I was deeply offended when I read Malisa "Lisa" Monyakula's letter saying that I had no part in the design of the sign at Lulu's restaurant. This sign was a part of the experimental process that I and her husband, Dennis Baughman, took on to try to introduce a new material to the city, and show everyone how we could use it to its maximum potential. While I acknowledge that I did not originally design the existing logos, I was instrumental in the fabrication and installation of these projects as well as many artistic projects that I had the joy of being a part of. I felt my knowledge was vital to the custom sign work that we were creating. Artistic integrity is something I hold sacred and I would never claim credit for the work of another artist. The concept of the River Market Art Co. is to help our artists reach their goals and give them the recognition they deserve, as well as to combine artistic energy to create art that everyone can appreciate and enjoy. I hope everyone involved can move on and get the credit they deserve whether they work for a company or for themselves.
James Lopez, Kansas City, Kansas
I'd like to commend Nadia Pflaum for her excellent story that outlines a prime example of how the "justice" system can screw over an economically disadvantaged person like Mr. Charlton Bradford.
The problem begins with police operations run amok. Setting someone up in a so-called kill-switch sting is working outside the bounds of proper law enforcement. As pointed out by Mr. Bradford's public defender, it is not "the police department's job to create crimes." In other words, law enforcement, properly applied, is not to be proactive but reactive. What happened here is a clear case of entrapment, pure and simple.
Brad McCullough, Kansas City, Kansas
Thank you for your recent cover story about the new superintendent of the Kansas City, Missouri, School District.
I hope that Peter Rugg will continue to follow Anthony Amato's progress. My daughter is starting kindergarten in the fall, and I have a lot of issues with his decision to disrupt extended day programs and math programs and the fact that he is sending eighth-graders to school with kindergarteners.
I look forward to reading more.
Name Withheld by Request
In his hatchet job on Superintendent Anthony Amato, Peter Rugg neither identifies the district's real problem — that it is broken beyond repair — nor proposes any solution. That solution is the district's complete dissolution.

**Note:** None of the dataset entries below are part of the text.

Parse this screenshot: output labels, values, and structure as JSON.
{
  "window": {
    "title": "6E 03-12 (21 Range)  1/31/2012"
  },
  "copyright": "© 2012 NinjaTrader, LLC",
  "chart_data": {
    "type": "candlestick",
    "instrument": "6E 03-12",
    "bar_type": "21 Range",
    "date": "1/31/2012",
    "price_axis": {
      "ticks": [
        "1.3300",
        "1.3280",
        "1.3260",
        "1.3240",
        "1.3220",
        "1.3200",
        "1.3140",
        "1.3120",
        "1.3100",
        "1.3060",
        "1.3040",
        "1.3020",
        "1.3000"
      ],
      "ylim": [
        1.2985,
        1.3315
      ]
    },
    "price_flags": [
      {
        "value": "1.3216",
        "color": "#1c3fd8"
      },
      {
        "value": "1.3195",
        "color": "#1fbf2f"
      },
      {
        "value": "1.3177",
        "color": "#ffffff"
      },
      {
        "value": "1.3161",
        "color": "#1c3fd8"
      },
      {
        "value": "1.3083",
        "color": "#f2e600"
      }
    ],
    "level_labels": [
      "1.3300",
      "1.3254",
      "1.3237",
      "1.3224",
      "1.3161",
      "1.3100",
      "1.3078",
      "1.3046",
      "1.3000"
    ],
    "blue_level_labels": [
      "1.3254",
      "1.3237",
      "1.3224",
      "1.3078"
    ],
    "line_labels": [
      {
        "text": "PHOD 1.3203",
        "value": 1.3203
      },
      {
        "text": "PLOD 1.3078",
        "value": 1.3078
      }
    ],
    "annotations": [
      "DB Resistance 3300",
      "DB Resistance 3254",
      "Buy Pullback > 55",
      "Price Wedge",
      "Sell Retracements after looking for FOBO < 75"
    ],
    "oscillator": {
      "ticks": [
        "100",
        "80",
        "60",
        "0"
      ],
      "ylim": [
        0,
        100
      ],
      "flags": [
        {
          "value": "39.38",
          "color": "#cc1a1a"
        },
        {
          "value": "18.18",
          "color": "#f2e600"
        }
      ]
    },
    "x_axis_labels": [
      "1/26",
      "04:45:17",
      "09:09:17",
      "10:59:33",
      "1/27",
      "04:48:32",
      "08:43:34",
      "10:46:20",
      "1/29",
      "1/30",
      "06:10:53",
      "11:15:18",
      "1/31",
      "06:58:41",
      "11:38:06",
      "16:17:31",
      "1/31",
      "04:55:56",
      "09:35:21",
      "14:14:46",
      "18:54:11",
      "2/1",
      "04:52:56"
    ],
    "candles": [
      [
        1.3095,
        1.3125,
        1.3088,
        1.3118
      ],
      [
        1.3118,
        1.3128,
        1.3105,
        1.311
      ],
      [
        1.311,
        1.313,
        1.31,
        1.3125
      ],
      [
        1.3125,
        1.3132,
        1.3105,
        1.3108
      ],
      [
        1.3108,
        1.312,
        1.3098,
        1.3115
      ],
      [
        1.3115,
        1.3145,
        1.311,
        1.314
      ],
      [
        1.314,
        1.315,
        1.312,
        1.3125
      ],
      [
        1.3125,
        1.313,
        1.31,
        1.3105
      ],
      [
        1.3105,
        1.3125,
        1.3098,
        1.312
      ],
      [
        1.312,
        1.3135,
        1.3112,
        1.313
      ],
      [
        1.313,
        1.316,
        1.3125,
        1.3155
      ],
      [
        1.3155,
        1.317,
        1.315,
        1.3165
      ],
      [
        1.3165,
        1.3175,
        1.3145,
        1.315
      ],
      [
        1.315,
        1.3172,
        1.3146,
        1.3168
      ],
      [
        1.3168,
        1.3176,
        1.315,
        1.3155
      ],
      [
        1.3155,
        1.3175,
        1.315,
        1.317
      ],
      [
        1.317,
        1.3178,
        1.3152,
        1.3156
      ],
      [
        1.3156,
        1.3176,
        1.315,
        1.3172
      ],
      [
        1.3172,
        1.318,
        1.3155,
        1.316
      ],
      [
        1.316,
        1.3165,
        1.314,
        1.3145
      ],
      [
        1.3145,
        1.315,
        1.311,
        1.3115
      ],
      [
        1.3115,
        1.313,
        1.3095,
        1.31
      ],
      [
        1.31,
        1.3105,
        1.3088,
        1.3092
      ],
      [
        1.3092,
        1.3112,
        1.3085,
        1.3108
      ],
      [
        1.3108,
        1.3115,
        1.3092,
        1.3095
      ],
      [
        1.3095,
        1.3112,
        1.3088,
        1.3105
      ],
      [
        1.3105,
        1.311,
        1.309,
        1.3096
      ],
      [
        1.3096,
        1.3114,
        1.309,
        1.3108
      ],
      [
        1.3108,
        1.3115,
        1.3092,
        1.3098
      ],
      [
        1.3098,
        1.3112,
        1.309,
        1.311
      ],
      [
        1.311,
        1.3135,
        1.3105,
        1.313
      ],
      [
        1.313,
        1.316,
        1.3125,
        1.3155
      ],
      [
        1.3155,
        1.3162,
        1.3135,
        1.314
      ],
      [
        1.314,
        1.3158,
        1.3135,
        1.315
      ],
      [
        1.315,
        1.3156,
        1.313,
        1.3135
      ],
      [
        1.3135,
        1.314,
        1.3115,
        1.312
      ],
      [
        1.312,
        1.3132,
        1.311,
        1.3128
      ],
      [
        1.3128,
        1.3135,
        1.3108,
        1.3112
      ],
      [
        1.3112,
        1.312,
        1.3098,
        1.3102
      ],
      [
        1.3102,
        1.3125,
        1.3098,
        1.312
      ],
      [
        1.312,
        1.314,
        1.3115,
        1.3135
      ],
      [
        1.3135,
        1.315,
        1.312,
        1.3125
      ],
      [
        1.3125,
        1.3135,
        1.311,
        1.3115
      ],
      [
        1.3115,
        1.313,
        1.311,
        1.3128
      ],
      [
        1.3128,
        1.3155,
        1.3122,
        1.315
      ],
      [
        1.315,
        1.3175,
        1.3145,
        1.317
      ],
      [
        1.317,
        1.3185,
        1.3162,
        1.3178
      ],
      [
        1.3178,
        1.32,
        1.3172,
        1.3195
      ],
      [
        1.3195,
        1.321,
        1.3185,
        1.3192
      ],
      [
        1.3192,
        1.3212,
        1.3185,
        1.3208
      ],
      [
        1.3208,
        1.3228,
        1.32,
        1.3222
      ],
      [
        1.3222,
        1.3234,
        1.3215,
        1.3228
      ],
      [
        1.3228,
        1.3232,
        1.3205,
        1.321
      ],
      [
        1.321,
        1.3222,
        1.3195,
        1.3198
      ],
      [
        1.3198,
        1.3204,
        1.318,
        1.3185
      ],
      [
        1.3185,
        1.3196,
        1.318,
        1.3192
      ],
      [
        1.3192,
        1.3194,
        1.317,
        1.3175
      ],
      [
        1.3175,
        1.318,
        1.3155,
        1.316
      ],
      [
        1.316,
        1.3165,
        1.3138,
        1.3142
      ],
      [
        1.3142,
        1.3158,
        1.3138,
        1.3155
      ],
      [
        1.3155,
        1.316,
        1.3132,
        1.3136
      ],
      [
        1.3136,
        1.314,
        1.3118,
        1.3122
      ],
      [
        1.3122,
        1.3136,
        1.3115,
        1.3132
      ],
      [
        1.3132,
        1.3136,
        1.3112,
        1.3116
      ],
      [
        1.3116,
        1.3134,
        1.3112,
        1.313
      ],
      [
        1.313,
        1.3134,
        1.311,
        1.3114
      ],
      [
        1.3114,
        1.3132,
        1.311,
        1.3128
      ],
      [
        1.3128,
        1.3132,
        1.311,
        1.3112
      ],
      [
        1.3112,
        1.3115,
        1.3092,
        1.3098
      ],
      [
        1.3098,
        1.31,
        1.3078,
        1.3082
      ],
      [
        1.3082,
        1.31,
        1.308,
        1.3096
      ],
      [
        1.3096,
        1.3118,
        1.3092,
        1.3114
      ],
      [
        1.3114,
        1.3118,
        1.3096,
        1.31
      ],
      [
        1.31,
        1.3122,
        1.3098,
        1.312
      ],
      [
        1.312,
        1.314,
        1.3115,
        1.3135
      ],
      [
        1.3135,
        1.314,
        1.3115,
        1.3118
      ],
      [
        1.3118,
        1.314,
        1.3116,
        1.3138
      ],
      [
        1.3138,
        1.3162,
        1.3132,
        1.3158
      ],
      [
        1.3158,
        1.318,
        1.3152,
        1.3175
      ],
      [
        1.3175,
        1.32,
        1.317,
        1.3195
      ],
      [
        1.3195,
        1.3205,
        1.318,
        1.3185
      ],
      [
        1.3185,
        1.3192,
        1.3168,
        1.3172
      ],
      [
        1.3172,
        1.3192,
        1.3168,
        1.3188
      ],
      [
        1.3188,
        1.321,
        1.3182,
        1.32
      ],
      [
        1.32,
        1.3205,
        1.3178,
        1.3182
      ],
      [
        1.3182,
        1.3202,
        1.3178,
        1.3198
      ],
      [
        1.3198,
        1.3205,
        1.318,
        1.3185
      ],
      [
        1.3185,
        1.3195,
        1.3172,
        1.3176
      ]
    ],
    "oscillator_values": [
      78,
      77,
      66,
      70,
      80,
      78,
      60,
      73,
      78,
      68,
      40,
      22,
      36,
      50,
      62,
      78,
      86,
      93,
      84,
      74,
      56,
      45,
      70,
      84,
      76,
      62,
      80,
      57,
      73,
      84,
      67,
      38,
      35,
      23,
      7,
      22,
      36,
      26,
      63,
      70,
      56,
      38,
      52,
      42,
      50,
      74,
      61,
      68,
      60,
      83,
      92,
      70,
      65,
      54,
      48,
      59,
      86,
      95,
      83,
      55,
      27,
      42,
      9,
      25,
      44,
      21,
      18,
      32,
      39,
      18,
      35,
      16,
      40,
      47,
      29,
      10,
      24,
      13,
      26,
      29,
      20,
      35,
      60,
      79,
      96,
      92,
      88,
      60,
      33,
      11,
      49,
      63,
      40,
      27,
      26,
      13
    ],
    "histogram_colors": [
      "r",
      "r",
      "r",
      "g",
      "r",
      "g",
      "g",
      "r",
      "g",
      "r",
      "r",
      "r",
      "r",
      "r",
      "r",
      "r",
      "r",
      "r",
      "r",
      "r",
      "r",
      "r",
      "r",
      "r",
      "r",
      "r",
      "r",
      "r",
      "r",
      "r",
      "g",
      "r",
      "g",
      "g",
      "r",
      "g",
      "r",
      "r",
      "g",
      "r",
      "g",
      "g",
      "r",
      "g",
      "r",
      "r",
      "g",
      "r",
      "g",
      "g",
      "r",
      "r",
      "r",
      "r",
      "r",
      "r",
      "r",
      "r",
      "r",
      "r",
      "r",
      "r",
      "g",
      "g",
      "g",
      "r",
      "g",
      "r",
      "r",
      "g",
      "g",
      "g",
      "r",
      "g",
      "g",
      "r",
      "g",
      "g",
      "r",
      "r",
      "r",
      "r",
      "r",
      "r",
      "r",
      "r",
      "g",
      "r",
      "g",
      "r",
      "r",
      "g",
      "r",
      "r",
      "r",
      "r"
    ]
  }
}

Over 35 years, I have witnessed the district's downward spiral, starting as a student at Van Horn High in the 1970s. Since then, except at Lincoln Prep, the district has so deteriorated that it succeeds only at turning out an irreversibly permanent underclass of adults.
Amato appears guilty only of trying to instill expectations of achievement, while responsibly spending taxpayer dollars. By insisting that students in after-school programs be tutored rather than "sit around watching movies, doing nothing," he carries out the intended mission of schools — to educate and prepare kids for life, not to entertain them. Likewise, if LINC cannot produce a signed contract for the $1.2 million of services in question, why should the district pay the bill?
Given the district's sorry history, it is only reasonable that anyone taking the Kansas City job be paid very well, with a substantial severance package negotiated prior to taking the job. Dealing with fickle school boards, lazy bureaucracies and belligerent staff virtually guarantees short careers for superintendents anywhere.
Throwing more money at Kansas City's hopeless schools will not fix them; billions have been wasted on horribly failed court-ordered social engineering and magnet programs. The district needs to be taken off life support and be allowed to die, with Mr. Amato as its last superintendent. Save Lincoln Prep, and have bordering public school systems salvage something from the district's remaining ashes. It is clear that the Kansas City School District can't fix this "tough situation."
Jay Fisher, Independence